• DATA FOR THIS EXERCISE
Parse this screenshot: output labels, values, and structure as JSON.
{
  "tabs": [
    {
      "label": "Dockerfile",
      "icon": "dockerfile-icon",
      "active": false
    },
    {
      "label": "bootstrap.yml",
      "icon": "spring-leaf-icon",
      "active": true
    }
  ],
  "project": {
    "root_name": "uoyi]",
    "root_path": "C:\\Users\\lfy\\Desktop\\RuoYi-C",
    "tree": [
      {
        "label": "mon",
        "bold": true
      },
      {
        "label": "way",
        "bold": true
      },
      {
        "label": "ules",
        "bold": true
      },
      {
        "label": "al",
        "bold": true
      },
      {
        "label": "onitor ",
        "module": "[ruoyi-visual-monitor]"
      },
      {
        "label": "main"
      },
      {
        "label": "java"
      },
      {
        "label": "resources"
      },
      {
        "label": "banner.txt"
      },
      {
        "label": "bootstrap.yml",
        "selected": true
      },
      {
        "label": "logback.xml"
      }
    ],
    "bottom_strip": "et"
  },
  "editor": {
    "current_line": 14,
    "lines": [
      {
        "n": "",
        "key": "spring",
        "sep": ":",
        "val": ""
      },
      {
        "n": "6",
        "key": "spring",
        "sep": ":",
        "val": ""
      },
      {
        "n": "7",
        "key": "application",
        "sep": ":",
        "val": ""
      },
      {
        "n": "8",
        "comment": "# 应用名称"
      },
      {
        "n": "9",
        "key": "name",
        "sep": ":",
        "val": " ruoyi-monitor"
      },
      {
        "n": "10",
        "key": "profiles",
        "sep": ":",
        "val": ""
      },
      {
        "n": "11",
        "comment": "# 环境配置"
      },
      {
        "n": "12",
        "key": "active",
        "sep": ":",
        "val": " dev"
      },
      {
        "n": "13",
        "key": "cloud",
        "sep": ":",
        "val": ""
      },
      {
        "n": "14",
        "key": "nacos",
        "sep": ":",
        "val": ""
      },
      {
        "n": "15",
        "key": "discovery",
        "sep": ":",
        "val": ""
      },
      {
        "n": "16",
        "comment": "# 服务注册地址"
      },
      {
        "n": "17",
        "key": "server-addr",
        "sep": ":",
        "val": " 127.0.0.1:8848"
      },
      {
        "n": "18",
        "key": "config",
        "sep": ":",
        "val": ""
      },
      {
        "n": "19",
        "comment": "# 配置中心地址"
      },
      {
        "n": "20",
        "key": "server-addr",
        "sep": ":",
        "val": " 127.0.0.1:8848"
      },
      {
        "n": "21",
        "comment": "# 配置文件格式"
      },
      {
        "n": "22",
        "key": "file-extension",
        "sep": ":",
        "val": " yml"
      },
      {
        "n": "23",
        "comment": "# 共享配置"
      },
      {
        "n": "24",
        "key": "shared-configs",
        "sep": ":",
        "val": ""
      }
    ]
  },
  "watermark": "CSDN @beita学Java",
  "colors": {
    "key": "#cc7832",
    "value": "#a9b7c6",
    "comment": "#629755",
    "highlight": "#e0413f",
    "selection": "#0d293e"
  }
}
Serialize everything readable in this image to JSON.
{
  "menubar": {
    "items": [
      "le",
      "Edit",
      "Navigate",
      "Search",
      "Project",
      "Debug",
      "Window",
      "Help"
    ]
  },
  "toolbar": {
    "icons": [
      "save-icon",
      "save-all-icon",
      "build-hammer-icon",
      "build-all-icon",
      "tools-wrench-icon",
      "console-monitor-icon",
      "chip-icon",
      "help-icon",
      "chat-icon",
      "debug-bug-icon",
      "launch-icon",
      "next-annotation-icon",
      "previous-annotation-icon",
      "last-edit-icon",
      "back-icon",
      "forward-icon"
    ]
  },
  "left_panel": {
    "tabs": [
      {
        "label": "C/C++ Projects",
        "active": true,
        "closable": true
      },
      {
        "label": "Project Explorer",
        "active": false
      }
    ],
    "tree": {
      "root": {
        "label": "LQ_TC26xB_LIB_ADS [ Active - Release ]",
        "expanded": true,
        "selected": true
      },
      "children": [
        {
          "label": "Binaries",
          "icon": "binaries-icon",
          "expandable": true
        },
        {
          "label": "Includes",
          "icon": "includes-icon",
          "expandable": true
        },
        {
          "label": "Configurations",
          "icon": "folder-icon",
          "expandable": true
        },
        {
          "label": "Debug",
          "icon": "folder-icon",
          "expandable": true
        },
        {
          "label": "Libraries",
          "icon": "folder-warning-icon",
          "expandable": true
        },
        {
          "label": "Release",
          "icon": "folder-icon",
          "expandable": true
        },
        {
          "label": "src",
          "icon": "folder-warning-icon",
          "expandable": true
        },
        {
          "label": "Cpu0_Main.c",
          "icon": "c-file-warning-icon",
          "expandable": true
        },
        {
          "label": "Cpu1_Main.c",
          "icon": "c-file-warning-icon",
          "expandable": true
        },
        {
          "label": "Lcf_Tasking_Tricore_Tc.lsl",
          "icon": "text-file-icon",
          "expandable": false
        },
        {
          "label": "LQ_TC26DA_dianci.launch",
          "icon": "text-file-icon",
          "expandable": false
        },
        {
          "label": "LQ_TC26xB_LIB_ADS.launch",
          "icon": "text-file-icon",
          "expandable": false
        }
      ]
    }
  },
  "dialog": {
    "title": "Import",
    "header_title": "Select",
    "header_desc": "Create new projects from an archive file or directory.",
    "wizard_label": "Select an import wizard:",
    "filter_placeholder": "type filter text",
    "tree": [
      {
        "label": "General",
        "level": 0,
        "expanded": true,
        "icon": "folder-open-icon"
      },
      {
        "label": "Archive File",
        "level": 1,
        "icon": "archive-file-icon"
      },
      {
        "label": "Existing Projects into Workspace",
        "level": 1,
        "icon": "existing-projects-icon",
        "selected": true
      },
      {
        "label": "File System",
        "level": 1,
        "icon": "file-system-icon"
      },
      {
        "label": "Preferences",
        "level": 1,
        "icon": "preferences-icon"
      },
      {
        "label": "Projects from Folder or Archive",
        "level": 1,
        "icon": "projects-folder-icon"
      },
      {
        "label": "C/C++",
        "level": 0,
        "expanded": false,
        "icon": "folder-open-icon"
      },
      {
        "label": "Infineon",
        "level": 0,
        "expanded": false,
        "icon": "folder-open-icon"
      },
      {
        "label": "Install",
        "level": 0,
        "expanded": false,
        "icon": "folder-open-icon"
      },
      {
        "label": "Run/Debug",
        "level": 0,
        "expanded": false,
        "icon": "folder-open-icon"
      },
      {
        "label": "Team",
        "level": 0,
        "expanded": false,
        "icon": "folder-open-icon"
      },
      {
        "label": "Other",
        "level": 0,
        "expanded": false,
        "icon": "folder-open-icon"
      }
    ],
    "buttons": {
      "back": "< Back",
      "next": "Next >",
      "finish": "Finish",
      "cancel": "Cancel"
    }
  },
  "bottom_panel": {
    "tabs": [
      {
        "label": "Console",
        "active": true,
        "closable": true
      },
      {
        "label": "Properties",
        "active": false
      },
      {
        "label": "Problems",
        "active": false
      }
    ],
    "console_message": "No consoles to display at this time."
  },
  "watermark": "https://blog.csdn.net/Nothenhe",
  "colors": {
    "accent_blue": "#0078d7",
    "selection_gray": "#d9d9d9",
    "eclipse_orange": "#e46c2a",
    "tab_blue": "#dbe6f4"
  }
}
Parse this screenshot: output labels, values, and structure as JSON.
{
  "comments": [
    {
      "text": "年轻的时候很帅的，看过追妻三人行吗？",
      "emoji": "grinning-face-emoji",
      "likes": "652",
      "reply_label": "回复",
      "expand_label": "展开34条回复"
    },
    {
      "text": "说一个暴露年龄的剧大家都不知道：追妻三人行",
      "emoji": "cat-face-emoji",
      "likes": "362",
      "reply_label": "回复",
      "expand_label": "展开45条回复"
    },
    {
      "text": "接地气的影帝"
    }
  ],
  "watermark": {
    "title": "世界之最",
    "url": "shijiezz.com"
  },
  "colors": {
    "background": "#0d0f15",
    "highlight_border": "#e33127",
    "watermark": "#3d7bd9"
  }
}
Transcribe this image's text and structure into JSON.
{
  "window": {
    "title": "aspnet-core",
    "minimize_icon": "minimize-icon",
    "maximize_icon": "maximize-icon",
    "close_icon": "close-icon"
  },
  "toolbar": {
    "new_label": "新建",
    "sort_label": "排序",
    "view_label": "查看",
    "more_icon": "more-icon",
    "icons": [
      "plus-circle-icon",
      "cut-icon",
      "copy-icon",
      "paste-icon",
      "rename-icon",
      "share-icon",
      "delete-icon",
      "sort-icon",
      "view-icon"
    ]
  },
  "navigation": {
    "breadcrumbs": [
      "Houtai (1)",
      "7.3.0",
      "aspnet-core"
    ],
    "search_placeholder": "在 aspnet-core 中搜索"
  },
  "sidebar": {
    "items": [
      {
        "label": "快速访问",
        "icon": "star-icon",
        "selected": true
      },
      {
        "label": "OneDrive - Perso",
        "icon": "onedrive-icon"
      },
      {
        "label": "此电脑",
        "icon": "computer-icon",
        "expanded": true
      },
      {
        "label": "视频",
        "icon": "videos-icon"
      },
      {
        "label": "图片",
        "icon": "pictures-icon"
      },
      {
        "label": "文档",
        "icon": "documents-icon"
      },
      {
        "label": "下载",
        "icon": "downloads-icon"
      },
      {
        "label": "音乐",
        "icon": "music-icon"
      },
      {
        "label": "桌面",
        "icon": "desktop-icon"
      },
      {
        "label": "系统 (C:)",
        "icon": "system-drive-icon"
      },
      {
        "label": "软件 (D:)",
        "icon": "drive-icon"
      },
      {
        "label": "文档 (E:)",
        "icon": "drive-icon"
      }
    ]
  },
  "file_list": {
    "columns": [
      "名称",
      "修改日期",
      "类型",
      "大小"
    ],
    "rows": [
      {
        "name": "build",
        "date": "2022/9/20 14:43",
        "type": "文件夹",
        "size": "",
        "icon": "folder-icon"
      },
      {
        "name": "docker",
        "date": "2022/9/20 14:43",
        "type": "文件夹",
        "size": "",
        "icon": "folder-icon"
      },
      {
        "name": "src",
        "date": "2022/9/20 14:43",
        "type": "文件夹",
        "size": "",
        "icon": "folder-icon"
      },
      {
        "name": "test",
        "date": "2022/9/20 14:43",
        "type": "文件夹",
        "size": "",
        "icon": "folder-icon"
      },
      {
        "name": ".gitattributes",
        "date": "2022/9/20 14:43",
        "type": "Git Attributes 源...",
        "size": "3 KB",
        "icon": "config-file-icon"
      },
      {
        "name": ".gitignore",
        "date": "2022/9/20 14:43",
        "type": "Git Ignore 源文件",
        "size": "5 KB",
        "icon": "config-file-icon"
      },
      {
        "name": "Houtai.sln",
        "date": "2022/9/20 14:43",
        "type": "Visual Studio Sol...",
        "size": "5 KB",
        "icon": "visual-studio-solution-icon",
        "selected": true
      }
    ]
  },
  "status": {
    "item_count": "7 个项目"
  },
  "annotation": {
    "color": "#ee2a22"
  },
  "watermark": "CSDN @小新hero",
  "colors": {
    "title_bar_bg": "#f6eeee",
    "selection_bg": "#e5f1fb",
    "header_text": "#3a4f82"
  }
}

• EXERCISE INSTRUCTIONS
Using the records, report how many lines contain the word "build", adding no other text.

• OUTPUT BELOW
3